I’d say, “Digital and social media have fundamentally changed the purchase process – our sources, our view of markets, our emotional response, everything.”

4)   How much of a challenge was it to analyze the findings across a variety of industries?

It was the only approach that made sense.  Despite the difficulties, this was the only way to make the process manageable for both the respondents and the research analysts.   Rather than ask people to comment on how they “typically” buy things, we had them focus on a recent experience with a specific product.  This ensured that we had qualified buyers, and that they were giving us first-hand insights into what they had done.  Our web-listening efforts were similarly focused, with keywords and brand names chosen to drive down into the product-relevant spaces on Facebook, Twitter, blogs, forums, and so on.

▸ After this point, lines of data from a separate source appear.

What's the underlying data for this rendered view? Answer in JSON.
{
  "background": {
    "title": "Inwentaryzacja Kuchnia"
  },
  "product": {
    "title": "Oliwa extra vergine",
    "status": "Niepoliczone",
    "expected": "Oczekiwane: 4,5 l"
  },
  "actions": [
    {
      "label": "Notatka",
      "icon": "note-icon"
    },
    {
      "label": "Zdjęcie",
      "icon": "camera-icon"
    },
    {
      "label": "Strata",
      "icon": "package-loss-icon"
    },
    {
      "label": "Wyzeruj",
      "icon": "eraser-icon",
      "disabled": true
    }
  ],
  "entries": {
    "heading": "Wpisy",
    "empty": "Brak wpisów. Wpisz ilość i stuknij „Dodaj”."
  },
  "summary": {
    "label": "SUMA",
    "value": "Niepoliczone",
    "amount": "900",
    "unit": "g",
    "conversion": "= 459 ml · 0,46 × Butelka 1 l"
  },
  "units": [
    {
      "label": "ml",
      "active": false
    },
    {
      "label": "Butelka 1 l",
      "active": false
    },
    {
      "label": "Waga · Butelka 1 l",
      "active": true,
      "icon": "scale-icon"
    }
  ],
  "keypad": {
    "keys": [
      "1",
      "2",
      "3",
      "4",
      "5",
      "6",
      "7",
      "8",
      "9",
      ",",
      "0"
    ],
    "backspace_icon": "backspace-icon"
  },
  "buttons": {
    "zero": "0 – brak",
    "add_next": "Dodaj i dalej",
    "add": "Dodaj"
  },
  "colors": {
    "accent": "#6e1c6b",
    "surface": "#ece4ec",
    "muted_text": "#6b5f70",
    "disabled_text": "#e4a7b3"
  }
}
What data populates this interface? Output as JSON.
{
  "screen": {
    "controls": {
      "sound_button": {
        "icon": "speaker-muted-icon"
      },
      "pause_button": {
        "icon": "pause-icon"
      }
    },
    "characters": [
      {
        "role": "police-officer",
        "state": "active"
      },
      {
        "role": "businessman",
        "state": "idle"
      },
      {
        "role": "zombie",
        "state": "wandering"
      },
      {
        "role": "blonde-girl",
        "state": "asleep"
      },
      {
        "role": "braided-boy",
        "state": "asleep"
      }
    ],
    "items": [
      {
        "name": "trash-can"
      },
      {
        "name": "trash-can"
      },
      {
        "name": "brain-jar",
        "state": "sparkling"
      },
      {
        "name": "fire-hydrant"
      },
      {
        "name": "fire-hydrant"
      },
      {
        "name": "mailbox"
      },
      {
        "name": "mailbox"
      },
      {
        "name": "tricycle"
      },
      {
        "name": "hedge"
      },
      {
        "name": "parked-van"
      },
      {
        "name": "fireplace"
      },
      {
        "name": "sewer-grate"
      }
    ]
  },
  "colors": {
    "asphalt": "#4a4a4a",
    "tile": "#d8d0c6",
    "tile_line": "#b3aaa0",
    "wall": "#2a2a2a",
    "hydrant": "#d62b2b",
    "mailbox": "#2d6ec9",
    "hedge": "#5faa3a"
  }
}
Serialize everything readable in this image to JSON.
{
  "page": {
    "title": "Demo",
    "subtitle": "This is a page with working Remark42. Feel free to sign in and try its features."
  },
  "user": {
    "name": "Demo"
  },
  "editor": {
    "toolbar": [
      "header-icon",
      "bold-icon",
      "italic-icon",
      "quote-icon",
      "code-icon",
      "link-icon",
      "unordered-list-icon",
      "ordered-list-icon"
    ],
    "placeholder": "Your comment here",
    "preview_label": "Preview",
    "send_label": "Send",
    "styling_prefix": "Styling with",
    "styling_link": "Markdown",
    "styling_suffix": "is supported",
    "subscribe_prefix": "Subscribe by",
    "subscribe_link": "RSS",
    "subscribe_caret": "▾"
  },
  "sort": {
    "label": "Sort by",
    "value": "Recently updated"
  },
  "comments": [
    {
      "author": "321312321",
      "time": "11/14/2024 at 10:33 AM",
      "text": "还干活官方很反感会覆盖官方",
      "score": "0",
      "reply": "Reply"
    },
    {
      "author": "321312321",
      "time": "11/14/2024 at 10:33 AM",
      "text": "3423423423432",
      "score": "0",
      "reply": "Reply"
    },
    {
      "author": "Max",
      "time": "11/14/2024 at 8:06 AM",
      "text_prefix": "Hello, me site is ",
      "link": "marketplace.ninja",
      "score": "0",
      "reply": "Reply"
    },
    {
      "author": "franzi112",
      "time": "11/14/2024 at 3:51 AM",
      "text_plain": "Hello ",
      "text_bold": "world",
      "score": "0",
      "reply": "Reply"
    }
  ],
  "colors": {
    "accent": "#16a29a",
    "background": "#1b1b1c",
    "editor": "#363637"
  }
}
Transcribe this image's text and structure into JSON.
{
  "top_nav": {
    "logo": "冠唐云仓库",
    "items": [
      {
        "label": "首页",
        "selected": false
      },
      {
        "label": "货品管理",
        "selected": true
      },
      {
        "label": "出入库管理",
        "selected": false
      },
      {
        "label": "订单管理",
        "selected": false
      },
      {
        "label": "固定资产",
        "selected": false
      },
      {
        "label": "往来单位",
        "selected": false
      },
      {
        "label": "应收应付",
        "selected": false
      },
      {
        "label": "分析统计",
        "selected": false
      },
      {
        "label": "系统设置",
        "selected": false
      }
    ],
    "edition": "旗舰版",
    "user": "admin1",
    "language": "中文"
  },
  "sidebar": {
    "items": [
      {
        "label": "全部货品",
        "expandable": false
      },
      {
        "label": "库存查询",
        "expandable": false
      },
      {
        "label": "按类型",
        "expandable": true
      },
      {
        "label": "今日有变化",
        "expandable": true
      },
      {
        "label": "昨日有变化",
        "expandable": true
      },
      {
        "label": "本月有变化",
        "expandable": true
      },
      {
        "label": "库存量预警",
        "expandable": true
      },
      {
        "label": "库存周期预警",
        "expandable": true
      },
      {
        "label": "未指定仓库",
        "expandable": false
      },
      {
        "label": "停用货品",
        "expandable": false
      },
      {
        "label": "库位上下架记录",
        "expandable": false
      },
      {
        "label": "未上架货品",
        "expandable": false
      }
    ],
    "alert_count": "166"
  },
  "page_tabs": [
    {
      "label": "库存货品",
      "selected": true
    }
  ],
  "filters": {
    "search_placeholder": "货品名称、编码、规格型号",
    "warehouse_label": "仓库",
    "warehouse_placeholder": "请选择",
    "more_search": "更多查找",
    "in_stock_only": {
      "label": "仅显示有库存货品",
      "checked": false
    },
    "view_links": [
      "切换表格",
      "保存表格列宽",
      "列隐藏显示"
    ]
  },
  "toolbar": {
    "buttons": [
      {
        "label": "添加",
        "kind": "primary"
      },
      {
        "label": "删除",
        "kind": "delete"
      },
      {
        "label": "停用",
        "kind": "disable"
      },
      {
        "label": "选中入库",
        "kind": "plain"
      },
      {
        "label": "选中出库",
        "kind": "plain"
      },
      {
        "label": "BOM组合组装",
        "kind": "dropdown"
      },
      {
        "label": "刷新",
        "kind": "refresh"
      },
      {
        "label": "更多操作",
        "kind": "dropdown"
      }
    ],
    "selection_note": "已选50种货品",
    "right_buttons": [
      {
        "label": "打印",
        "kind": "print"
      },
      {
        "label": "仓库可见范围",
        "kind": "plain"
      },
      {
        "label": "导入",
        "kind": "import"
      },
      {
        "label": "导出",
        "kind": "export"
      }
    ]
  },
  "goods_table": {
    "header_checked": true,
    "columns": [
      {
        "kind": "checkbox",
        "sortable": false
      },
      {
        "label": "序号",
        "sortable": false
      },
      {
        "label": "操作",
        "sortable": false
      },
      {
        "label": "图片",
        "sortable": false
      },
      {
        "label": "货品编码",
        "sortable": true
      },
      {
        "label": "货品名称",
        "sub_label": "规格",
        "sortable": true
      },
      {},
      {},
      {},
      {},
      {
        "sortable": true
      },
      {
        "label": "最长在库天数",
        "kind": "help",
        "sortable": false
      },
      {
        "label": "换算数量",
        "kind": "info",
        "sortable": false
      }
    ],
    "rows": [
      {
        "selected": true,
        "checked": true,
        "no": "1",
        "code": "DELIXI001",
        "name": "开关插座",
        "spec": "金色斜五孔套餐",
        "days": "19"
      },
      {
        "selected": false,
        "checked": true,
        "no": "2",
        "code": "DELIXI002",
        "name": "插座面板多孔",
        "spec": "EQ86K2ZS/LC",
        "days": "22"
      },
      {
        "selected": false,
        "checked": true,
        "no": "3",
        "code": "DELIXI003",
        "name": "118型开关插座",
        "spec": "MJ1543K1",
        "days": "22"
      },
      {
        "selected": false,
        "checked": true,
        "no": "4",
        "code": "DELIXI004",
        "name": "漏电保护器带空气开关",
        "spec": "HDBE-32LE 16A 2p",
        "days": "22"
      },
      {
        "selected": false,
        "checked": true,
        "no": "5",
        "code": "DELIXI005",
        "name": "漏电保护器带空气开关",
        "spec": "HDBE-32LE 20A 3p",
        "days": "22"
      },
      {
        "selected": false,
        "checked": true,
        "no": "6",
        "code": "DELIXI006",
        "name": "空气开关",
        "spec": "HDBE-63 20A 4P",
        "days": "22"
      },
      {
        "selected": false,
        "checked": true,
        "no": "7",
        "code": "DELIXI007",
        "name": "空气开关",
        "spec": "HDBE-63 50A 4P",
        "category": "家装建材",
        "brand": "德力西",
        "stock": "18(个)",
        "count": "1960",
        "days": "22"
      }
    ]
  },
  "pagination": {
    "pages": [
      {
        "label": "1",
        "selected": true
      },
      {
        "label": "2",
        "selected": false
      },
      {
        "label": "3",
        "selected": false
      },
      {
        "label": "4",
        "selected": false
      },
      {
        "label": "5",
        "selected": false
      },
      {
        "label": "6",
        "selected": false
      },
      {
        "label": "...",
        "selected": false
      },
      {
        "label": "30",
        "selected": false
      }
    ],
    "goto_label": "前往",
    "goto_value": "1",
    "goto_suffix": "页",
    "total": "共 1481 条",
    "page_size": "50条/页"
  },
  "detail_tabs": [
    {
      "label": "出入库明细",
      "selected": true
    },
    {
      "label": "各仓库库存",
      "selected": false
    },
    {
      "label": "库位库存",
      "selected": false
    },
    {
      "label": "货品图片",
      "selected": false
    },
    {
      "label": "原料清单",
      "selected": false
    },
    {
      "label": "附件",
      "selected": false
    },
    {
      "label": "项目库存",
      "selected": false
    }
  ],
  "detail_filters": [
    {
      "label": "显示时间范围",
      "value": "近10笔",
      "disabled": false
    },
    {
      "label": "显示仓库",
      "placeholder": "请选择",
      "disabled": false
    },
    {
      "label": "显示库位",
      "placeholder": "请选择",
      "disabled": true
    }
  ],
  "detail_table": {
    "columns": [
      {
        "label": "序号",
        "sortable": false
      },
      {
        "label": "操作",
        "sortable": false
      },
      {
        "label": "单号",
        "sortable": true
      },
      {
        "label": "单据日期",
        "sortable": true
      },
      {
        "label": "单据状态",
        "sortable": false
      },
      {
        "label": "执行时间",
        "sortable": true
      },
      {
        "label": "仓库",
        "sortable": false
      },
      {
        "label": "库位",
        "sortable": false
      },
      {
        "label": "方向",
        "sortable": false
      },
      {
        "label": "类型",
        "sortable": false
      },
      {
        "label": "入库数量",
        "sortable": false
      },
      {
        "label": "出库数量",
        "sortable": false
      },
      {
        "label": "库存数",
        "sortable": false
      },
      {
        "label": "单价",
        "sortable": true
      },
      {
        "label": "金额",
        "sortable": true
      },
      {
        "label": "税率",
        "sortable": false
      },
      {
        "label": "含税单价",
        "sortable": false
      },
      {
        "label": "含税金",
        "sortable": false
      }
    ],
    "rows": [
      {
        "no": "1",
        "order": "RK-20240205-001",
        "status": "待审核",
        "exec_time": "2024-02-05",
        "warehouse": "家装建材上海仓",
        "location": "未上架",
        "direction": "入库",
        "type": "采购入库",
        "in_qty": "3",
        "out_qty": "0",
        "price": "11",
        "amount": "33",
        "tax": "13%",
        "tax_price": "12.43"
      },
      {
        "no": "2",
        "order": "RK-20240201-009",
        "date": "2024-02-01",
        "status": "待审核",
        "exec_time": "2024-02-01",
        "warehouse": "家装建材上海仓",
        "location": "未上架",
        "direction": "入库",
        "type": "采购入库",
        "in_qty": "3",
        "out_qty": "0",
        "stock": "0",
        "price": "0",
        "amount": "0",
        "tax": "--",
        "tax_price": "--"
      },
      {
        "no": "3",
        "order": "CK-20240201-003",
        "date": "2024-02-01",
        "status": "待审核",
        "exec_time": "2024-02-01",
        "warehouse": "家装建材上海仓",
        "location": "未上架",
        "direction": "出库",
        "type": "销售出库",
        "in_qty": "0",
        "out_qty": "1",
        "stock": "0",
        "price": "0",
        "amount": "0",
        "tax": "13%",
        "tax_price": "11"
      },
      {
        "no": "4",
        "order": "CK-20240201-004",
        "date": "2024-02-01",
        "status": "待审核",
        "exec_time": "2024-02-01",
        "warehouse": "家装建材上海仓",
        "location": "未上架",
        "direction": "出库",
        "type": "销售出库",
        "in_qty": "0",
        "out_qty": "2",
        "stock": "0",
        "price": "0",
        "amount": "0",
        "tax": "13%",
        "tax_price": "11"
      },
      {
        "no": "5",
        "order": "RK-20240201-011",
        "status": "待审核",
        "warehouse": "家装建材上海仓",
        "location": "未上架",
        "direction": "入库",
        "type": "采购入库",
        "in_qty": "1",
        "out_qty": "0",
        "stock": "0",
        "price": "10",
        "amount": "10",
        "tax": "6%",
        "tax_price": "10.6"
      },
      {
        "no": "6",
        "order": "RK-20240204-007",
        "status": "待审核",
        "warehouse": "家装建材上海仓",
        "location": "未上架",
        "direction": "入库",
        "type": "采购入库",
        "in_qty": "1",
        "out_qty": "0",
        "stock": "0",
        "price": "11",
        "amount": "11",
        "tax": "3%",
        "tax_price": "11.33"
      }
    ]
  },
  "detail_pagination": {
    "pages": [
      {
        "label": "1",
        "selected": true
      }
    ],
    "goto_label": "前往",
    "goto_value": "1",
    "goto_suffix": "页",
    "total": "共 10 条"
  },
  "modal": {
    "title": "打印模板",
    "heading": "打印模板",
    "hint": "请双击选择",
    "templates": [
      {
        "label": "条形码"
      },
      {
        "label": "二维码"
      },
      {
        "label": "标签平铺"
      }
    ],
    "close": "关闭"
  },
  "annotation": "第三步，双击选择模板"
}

Then, our analysis allowed us to identify unique patterns for the diverse product sets, but also to combine the results, where appropriate, to show common tendencies.  From this, marketers who read the findings can make judgments about the degree to which results can be generalized to their own situations.  We expect that many of these marketers will want to execute studies of their own, confirming that the trends we have identified hold true in their particular product environments.

5)   We discussed in our previous blog post some of the emotion-centric findings in the research – as a hugely experienced researcher yourself, was there anything new to you here?

Absolutely!  In fact, almost everything we unearthed about the importance of emotions in the purchase journey was unanticipated.  Think about it.  We were studying how digital resources are changing purchase behavior.  And people go online to get the stuff they need to make an informed decision, right?  So we really thought that our study would simply confirm that digital and social media had solved the information crisis, and now the purchase process is quite straightforward.

But this was only part of the story.  Sure, people now have all sorts of information at their fingertips, but now, instead of needing more information, they need more help sifting through the mountain of data that confronts them.  They want trusted sources.  They want to feel confident in their choices.  They want to reduce risk, so that they are not anxious about spending hard-earned dollars.  And ultimately, they want to announce their victory, their successful conclusion of the shopping excursion.

The qualitative research and especially the web-listening effort, which documented the prevalent emotions in the various stages of the purchase process, were instrumental in revealing these emotional components.  In our research presentations, when we show our audiences the different emotional journey for smartphone purchases, compared to groceries and automobiles, that’s always a real eye-opener for people.

6)   What was the most surprising thing to you that came out of the research?

Oh please, Jasper.  You can’t possibly ask me to select just one.  There were so many surprises.

I was surprised to find that our sponsors, despite coming at this issue from very different market perspectives, shared many of the same marketing challenges.

I was surprised to discover that people think of the shopping process as starting when they begin their active quest, but that passive shopping has already established a view of the marketplace for them by that time.

I was surprised to find that people go to so many different places, both online and offline, during their purchase journey.

I was certainly surprised to find that oftentimes, emotions trump cognitions in determining winners and losers in the competitive marketplace.

I was particularly surprised to discover the importance of brands and brand-sponsored information in the path-to-purchase.

And small things, too.  I was surprised to find that people are much, much more likely to post things online after they have completed their purchases, and that they tend to be observers – some would say voyeurs – while they are seeking input.

It goes on and on.  The study was simply full interesting new learnings.  And there certainly remains much to be learned going forward.  I’d say we still have our work cut out for us.


Thanks for your time today Todd.  Really interesting responses!

ARF members can download the White Paper here.